Only 12.7% elementary schools in India comply with the minimum quality norms of the RTE Act. While nothing is more important to ensuring quality education than the availability of adequate number of professionally qualified, trained and motivated teachers, a third of India’s schools (34.4%) lack the statutory number of teachers and a fifth (18.5%) of all teachers lack professional qualifications.
Ironically, while India’s poor struggle to access the minimum quality of education, nine Indian billionaires own as much as the bottom 50%. In an economy reeling from a slowdown, most of the growth is being appropriated by the top 1%. On last count, the wealth of India’s billionaires is more than India’s national budget. More can be done to redistribute this wealth to ensure that India’s super-rich pay their fair share of taxes to contribute to national development.
At the heart of the problem is the fact that while billionaire wealth soars, education suffers from chronic underfunding or being outsourced to private companies that exclude the poorest people. More funds are needed to train and hire qualified teachers, ensure that schools are well-run, that there are sufficient teaching and learning materials, and adequate infrastructure. While marginalised social groups such as Dalits, Adivasis and Muslims are overwhelmingly dependent on public education, government funding for its own schools has remained woefully inadequate.
India’s spending on education has hovered at under 4%, despite successive governments’ electoral commitment to spending 6% of its GDP on education. While the draft New National Education Policy commits India to spending 20% of the budget on education, recent news suggests that a cut of 3,000 crore is anticipated in this year’s budget, instead of a much-needed and anticipated increase. Quality inputs are needed to improve quality of education and this cannot happen without a significant increase in investment.
India’s chronic financial neglect of the education sector is in sharp contrast to countries at a comparable level of development which have written financial commitments to education into law. Thus, Brazil’s constitution binds the Union to spend no less than 18% of its budget on education; Argentina and Mexico’s RTE legislation explicitly bind these governments to invest 6% and 8% GDP on education. Constitutions of Philippines and Vietnam provide that the State shall give priority to investments in education. A similar level of commitment is missing in India.
This historic failure in turn results in chronic neglect of quality. Research suggests that quality depends on the availability of good teachers, of good curricula plus teaching and learning materials, and the development of appropriate, formative assessment. This includes timely provision of sufficient quality textbooks — which must be relevant — as well as other teaching and learning material.

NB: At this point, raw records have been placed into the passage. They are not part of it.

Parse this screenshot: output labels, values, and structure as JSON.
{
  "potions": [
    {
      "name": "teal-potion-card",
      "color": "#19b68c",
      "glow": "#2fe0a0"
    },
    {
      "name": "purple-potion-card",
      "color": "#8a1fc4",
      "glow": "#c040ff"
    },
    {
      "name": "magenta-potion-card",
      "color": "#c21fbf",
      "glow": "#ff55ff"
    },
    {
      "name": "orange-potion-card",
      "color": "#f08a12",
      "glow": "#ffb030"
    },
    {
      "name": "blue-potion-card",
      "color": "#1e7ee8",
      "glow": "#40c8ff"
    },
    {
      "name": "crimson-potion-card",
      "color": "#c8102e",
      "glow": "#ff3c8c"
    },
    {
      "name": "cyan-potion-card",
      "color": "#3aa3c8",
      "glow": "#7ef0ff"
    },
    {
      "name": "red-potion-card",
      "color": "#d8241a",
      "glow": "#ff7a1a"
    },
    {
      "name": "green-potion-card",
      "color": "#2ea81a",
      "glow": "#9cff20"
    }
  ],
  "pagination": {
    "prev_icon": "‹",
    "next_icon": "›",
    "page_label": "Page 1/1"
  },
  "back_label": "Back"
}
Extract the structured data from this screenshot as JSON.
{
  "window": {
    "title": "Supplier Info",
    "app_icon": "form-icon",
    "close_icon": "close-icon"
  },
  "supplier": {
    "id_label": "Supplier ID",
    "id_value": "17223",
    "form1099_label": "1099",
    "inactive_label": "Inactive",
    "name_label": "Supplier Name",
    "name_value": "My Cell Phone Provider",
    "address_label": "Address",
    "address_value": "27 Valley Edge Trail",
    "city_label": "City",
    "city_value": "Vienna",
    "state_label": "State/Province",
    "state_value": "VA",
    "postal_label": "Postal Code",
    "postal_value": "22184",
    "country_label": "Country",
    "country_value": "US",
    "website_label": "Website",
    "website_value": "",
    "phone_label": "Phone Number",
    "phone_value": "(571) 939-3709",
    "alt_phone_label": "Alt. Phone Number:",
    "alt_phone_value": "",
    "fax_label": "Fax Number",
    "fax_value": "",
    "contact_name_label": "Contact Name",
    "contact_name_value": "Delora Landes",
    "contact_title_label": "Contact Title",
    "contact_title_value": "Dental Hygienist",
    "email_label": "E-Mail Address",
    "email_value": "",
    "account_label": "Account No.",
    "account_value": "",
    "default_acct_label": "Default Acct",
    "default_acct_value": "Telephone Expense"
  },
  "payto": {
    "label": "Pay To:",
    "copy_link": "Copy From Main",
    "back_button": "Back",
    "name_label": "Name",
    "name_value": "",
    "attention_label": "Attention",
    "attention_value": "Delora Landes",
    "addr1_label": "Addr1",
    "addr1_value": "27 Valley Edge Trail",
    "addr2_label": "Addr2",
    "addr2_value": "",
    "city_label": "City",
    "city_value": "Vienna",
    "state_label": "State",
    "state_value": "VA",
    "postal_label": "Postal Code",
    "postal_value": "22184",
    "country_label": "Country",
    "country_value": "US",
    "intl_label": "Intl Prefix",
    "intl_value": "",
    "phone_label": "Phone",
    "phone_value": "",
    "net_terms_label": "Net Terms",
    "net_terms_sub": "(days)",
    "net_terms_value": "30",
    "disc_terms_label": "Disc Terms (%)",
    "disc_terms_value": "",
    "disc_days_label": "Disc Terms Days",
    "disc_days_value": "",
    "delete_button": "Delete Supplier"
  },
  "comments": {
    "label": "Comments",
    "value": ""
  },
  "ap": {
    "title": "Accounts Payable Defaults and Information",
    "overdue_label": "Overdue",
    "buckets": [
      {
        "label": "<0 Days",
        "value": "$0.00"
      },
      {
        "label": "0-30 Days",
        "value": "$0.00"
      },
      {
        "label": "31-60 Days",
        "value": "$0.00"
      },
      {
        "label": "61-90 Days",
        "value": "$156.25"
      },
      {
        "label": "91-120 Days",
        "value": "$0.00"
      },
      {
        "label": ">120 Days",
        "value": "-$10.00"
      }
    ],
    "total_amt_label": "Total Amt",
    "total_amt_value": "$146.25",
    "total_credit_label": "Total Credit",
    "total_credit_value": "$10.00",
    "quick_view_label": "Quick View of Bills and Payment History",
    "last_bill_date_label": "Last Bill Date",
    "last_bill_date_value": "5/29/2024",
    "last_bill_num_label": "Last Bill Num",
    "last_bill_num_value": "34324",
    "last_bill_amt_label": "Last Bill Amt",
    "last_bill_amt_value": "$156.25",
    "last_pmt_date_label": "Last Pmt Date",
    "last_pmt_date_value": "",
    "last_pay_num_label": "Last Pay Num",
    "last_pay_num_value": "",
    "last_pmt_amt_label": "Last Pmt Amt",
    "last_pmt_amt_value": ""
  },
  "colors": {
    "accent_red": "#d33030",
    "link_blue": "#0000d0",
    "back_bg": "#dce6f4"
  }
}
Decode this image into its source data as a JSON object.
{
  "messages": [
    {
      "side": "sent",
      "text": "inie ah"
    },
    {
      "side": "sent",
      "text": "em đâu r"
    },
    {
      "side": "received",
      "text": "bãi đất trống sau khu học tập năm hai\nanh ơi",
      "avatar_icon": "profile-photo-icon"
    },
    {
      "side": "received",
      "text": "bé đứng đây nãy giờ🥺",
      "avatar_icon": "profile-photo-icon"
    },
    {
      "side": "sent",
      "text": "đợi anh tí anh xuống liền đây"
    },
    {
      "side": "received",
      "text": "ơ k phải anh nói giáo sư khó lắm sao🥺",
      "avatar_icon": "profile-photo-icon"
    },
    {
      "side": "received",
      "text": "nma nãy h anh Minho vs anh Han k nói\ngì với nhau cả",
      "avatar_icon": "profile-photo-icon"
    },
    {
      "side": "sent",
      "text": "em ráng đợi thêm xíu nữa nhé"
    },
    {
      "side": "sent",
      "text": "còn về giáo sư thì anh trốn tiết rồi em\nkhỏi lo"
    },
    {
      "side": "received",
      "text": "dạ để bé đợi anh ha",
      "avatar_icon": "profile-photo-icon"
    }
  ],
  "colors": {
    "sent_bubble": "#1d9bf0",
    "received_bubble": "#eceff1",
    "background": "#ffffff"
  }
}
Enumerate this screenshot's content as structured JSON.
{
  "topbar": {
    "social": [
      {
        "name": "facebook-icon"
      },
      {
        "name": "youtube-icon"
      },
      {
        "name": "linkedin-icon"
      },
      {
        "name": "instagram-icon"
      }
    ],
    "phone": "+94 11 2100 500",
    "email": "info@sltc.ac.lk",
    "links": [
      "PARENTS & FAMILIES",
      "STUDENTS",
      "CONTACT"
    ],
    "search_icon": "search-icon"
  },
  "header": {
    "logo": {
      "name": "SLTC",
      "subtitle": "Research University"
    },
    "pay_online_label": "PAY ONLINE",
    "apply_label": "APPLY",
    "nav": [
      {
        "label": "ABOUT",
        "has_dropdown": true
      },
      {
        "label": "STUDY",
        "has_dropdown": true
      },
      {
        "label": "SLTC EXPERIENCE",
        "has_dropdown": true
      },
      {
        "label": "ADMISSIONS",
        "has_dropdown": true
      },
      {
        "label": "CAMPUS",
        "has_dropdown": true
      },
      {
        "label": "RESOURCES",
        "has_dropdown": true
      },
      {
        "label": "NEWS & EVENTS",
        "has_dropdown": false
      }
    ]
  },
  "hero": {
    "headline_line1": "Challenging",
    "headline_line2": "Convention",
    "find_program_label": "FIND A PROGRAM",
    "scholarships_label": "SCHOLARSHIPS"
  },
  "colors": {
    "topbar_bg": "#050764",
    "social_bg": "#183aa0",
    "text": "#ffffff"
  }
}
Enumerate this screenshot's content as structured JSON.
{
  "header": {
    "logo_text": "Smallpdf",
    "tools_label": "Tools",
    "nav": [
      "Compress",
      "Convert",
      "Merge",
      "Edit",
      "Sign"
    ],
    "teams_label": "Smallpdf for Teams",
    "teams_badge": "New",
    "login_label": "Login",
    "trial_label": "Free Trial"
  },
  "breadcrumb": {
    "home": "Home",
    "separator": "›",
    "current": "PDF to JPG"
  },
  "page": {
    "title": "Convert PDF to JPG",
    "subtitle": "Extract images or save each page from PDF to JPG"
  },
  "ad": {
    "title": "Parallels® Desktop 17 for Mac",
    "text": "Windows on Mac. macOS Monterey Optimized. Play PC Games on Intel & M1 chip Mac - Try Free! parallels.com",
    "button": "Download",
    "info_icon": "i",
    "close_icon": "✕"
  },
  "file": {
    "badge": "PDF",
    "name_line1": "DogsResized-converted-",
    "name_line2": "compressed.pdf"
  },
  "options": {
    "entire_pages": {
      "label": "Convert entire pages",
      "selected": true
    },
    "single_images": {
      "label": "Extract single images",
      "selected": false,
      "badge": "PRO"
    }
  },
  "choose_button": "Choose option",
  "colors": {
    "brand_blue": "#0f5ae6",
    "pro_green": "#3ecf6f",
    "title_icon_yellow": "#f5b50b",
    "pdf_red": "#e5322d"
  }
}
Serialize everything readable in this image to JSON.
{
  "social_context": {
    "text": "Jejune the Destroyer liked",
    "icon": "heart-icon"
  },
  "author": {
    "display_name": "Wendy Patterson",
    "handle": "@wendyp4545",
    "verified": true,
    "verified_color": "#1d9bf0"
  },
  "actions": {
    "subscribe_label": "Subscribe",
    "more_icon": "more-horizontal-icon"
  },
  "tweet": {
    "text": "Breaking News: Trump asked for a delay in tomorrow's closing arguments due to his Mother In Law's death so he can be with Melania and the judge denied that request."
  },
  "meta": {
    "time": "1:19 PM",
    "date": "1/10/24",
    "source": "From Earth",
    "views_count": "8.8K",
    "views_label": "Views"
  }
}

In contrast, India’s textbooks arrive chronically late, if at all. For example, it is now over two years since the distribution of textbooks in government schools has been effectively halted, replaced with the transfer of funds to parental bank accounts. In the absence of books in the market to purchase with said funds, this means students spend a substantial part of the academic calendar without textbooks. Unsurprisingly, in the absence of print material in classrooms, reading levels are low.
What is particularly troubling, but perhaps not surprising, is the fact that this state of affairs is considered normal. India fails to ensure a universal system of schooling where all public schools are of a comparable standard. What India’s poor and marginalized need is policies to address the known barriers to school participation — abolition of school fees (especially at secondary level), attention to maintaining geographical distance (not closing low enrolment schools in remote tribal and Adivasi inhabited areas), and steps to address physical, financial, linguistic or communication-related barriers. Addressing these will also require, for example, appropriate teacher training, after-school support, multi-lingual intervention programmes, disability-specific accommodations and other interventions needed to level the playing field. It is important to focus on equity not just in relation to access, but also in relation to quality to ensure the best quality of teaching and learning, including incentives for teachers and inclusive teacher recruitment policies.
Instead, the government itself discriminates against poor children. The per child unit cost in government-run Kendriya Vidyalaya schools for Central Government employees in transferable jobs is Rs 27,000 per child, compared to Rs 7,613 and Rs 9,583 per child average cost in government schools of Uttar Pradesh and Bihar respectively. It is time that the government took action to ensure India’s Eklvyas studying in India’s government schools are no longer deprived of the same quality of education as India’s gilded elites. Only when India invests in the development of each child, irrespective of her caste, class and creed, will the government’s vision of realising the right to education for all be realised.
Amitabh Behar- CEO, Oxfam India